• RECORDS FOR THIS TASK:
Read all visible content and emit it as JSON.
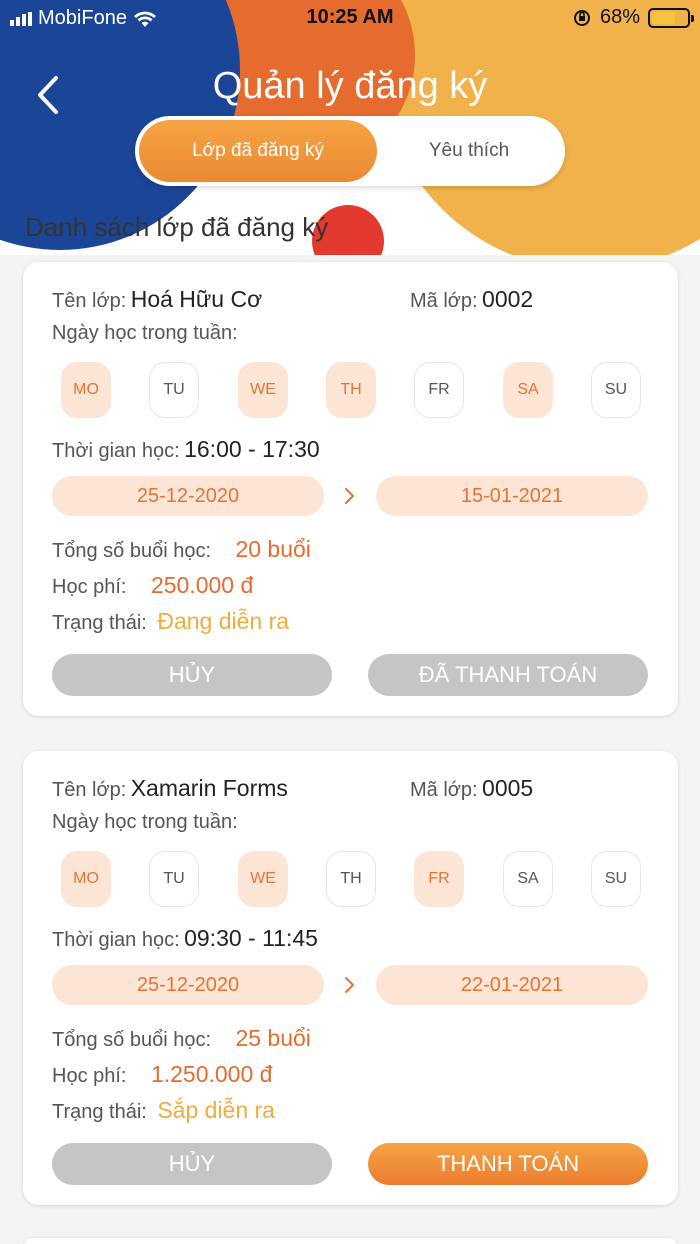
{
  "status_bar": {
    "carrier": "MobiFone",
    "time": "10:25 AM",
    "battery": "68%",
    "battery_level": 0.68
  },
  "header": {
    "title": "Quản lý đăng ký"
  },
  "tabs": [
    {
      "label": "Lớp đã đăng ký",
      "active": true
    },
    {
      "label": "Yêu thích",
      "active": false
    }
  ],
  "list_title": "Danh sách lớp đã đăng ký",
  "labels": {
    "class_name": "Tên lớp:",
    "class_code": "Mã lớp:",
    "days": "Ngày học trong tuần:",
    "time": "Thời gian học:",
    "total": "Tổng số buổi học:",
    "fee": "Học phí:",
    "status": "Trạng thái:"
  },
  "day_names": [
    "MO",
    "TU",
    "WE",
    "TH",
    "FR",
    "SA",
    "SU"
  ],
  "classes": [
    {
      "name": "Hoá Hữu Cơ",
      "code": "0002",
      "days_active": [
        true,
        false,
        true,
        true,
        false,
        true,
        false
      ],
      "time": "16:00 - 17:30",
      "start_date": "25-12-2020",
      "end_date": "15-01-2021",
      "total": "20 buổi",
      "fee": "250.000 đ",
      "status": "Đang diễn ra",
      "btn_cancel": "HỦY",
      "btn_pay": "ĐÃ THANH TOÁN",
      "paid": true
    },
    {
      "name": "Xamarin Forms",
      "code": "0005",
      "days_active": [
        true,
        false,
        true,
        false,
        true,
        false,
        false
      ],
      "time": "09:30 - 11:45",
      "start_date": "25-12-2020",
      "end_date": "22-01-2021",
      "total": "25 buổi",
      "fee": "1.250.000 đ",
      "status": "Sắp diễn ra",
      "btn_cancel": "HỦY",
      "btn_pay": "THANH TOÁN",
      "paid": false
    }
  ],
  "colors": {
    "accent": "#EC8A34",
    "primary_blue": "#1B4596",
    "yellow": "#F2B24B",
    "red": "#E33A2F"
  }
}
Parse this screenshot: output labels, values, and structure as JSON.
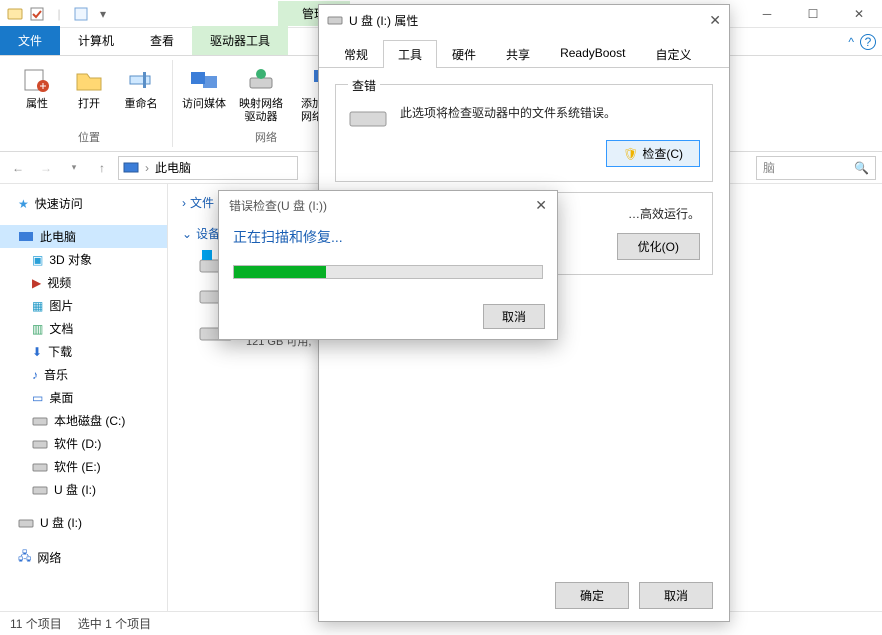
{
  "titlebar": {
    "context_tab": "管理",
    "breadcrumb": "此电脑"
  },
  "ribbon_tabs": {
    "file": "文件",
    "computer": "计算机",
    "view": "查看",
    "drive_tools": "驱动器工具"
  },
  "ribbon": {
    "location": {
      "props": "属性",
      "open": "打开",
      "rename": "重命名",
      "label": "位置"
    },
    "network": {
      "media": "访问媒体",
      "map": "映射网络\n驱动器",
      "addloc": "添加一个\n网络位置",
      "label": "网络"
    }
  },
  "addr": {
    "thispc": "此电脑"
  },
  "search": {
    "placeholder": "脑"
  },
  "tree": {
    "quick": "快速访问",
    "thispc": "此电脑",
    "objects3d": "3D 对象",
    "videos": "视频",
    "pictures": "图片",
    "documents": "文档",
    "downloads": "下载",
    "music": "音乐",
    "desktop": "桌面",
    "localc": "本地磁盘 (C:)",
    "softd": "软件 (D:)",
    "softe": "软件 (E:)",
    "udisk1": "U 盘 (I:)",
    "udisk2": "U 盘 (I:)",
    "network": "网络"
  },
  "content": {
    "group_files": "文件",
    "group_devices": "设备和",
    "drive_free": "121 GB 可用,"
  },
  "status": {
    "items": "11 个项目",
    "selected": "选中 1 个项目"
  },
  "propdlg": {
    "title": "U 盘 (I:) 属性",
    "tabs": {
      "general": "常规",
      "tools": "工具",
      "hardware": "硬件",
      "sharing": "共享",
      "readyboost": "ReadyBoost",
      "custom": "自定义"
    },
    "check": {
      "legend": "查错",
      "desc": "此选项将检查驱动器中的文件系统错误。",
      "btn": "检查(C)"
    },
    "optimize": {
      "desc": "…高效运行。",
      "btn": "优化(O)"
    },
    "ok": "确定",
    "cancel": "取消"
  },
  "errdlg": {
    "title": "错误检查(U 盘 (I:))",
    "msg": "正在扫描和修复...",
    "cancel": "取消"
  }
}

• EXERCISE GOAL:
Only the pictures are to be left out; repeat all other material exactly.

• ANSWER SECTION:
Read all visible content and emit it as JSON.
{
  "status_bar": {
    "carrier": "MobiFone",
    "time": "10:25 AM",
    "battery": "68%",
    "battery_level": 0.68
  },
  "header": {
    "title": "Quản lý đăng ký"
  },
  "tabs": [
    {
      "label": "Lớp đã đăng ký",
      "active": true
    },
    {
      "label": "Yêu thích",
      "active": false
    }
  ],
  "list_title": "Danh sách lớp đã đăng ký",
  "labels": {
    "class_name": "Tên lớp:",
    "class_code": "Mã lớp:",
    "days": "Ngày học trong tuần:",
    "time": "Thời gian học:",
    "total": "Tổng số buổi học:",
    "fee": "Học phí:",
    "status": "Trạng thái:"
  },
  "day_names": [
    "MO",
    "TU",
    "WE",
    "TH",
    "FR",
    "SA",
    "SU"
  ],
  "classes": [
    {
      "name": "Hoá Hữu Cơ",
      "code": "0002",
      "days_active": [
        true,
        false,
        true,
        true,
        false,
        true,
        false
      ],
      "time": "16:00 - 17:30",
      "start_date": "25-12-2020",
      "end_date": "15-01-2021",
      "total": "20 buổi",
      "fee": "250.000 đ",
      "status": "Đang diễn ra",
      "btn_cancel": "HỦY",
      "btn_pay": "ĐÃ THANH TOÁN",
      "paid": true
    },
    {
      "name": "Xamarin Forms",
      "code": "0005",
      "days_active": [
        true,
        false,
        true,
        false,
        true,
        false,
        false
      ],
      "time": "09:30 - 11:45",
      "start_date": "25-12-2020",
      "end_date": "22-01-2021",
      "total": "25 buổi",
      "fee": "1.250.000 đ",
      "status": "Sắp diễn ra",
      "btn_cancel": "HỦY",
      "btn_pay": "THANH TOÁN",
      "paid": false
    }
  ],
  "colors": {
    "accent": "#EC8A34",
    "primary_blue": "#1B4596",
    "yellow": "#F2B24B",
    "red": "#E33A2F"
  }
}
Parse this screenshot: output labels, values, and structure as JSON.
{
  "titlebar": {
    "context_tab": "管理",
    "breadcrumb": "此电脑"
  },
  "ribbon_tabs": {
    "file": "文件",
    "computer": "计算机",
    "view": "查看",
    "drive_tools": "驱动器工具"
  },
  "ribbon": {
    "location": {
      "props": "属性",
      "open": "打开",
      "rename": "重命名",
      "label": "位置"
    },
    "network": {
      "media": "访问媒体",
      "map": "映射网络\n驱动器",
      "addloc": "添加一个\n网络位置",
      "label": "网络"
    }
  },
  "addr": {
    "thispc": "此电脑"
  },
  "search": {
    "placeholder": "脑"
  },
  "tree": {
    "quick": "快速访问",
    "thispc": "此电脑",
    "objects3d": "3D 对象",
    "videos": "视频",
    "pictures": "图片",
    "documents": "文档",
    "downloads": "下载",
    "music": "音乐",
    "desktop": "桌面",
    "localc": "本地磁盘 (C:)",
    "softd": "软件 (D:)",
    "softe": "软件 (E:)",
    "udisk1": "U 盘 (I:)",
    "udisk2": "U 盘 (I:)",
    "network": "网络"
  },
  "content": {
    "group_files": "文件",
    "group_devices": "设备和",
    "drive_free": "121 GB 可用,"
  },
  "status": {
    "items": "11 个项目",
    "selected": "选中 1 个项目"
  },
  "propdlg": {
    "title": "U 盘 (I:) 属性",
    "tabs": {
      "general": "常规",
      "tools": "工具",
      "hardware": "硬件",
      "sharing": "共享",
      "readyboost": "ReadyBoost",
      "custom": "自定义"
    },
    "check": {
      "legend": "查错",
      "desc": "此选项将检查驱动器中的文件系统错误。",
      "btn": "检查(C)"
    },
    "optimize": {
      "desc": "…高效运行。",
      "btn": "优化(O)"
    },
    "ok": "确定",
    "cancel": "取消"
  },
  "errdlg": {
    "title": "错误检查(U 盘 (I:))",
    "msg": "正在扫描和修复...",
    "cancel": "取消"
  }
}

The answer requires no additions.